"""

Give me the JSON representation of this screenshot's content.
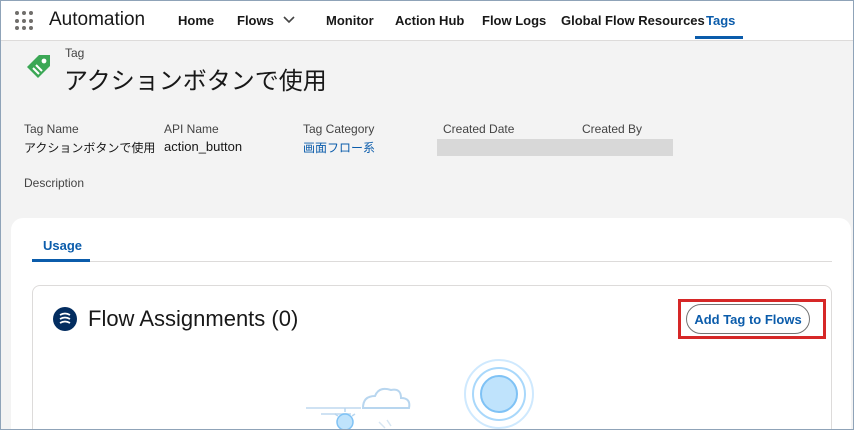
{
  "nav": {
    "app_name": "Automation",
    "items": [
      {
        "label": "Home"
      },
      {
        "label": "Flows"
      },
      {
        "label": "Monitor"
      },
      {
        "label": "Action Hub"
      },
      {
        "label": "Flow Logs"
      },
      {
        "label": "Global Flow Resources"
      },
      {
        "label": "Tags"
      }
    ],
    "active": "Tags"
  },
  "header": {
    "record_type": "Tag",
    "title": "アクションボタンで使用"
  },
  "fields": [
    {
      "label": "Tag Name",
      "value": "アクションボタンで使用"
    },
    {
      "label": "API Name",
      "value": "action_button"
    },
    {
      "label": "Tag Category",
      "value": "画面フロー系"
    },
    {
      "label": "Created Date",
      "value": ""
    },
    {
      "label": "Created By",
      "value": ""
    }
  ],
  "description_label": "Description",
  "tabs": {
    "usage": "Usage"
  },
  "assignments": {
    "title": "Flow Assignments (0)",
    "add_button": "Add Tag to Flows"
  },
  "colors": {
    "brand_blue": "#0b5cab",
    "tag_green": "#3ba755",
    "highlight_red": "#d62828"
  }
}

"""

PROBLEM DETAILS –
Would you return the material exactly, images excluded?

PROBLEM SOLUTION –
Give me the JSON representation of this screenshot's content.
{
  "nav": {
    "app_name": "Automation",
    "items": [
      {
        "label": "Home"
      },
      {
        "label": "Flows"
      },
      {
        "label": "Monitor"
      },
      {
        "label": "Action Hub"
      },
      {
        "label": "Flow Logs"
      },
      {
        "label": "Global Flow Resources"
      },
      {
        "label": "Tags"
      }
    ],
    "active": "Tags"
  },
  "header": {
    "record_type": "Tag",
    "title": "アクションボタンで使用"
  },
  "fields": [
    {
      "label": "Tag Name",
      "value": "アクションボタンで使用"
    },
    {
      "label": "API Name",
      "value": "action_button"
    },
    {
      "label": "Tag Category",
      "value": "画面フロー系"
    },
    {
      "label": "Created Date",
      "value": ""
    },
    {
      "label": "Created By",
      "value": ""
    }
  ],
  "description_label": "Description",
  "tabs": {
    "usage": "Usage"
  },
  "assignments": {
    "title": "Flow Assignments (0)",
    "add_button": "Add Tag to Flows"
  },
  "colors": {
    "brand_blue": "#0b5cab",
    "tag_green": "#3ba755",
    "highlight_red": "#d62828"
  }
}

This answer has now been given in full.